March 10, 2015This last Sunday was the mid-season premiere of The Walking Dead. For those of you who may have never seen the show or just don’t have the time to keep up with it, let me give you a quick overview of what has happened. The main plot of the show is centered around an ever-changing (due to deaths and new friends) group of people living in a world overrun by zombies and hardened survivors. Leading this group is a former deputy named Rick Grimes. In the mid-season finale, one of the important characters, Beth, was shot in the head by an enemy. Many people were excited to see where the show would go after the events of the mid-season finale. The question is, did the premiere live up to all that expectation? The show begins with a flash of images. Among those images are a crying Maggie, a crying Noah, a funeral, and several characters that had passed away. Because this was directly after Beth’s death in the last episode, many people probably assumed that it was her funeral and people were crying for her.
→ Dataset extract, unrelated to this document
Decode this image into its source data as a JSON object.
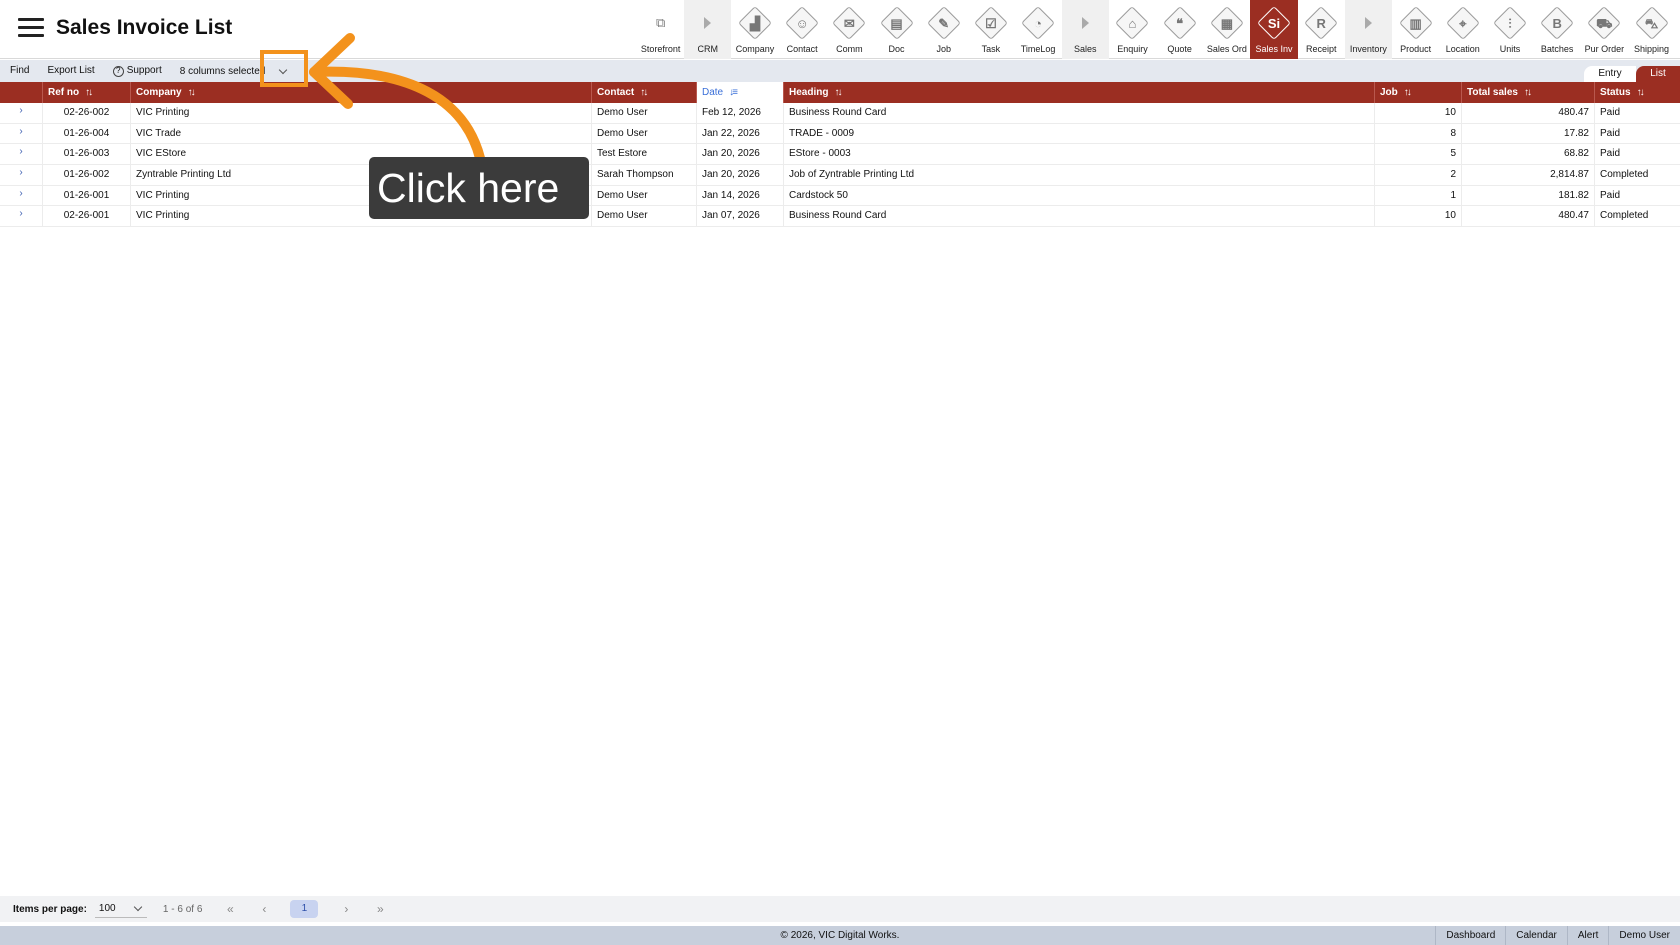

It was not made clear at that point what the images meant. After this there is a quick segue into the fact that Rick wants to travel to Noah’s old town in Virginia, thinking there is some type of haven there. While searching a house, Tyreese gets distracted and is bitten by a walker. As Noah runs for help, Tyreese collapses and soon falls into a fevered episode of visions as he slowly dies. Tyreese’s visions are those from the beginning of the episode and it becomes clear that those images had nothing to do with Beth. I found this a confusing choice for the writers to make. Beth was a fairly integral character and had been one much longer than Tyreese. I had expected the focus to be at least partly on their grief after her death. By the end of the episode her death had been mentioned just a couple times. We never see any type of funeral or extreme displays of grief over her death. The writers attempted to focus on Tyreese and bring to light new aspects of him. They attempted to make him a more likable character before he died in the end. Up until this episode Tyreese has often been seen as the weak one. This episode featured tough sides of him we may have not known and his qualities that were perceived as weak suddenly seemed to have a form of strength behind them. The fact that they tried to change negative perceptions of Tyreese before his death was understandable, but it felt much too rushed. We can not change our entire mindset of a character in half an hour, so much so that when he dies we remember only his good qualities. I feel that the entire episode rushed through plot points that begged for much more depth and time. Also, I feel they spent more effort to show the horror of Tyreese’s death and not Beth’s—a character who had a deeper connection to the audience. The episode itself was interesting, but in the context of other episodes just didn’t seem to work or make sense. They took plot points that could have been spent on several episodes and put it all into a short span of 45 minutes which resulted in a confusing, unexciting, and underwhelming episode.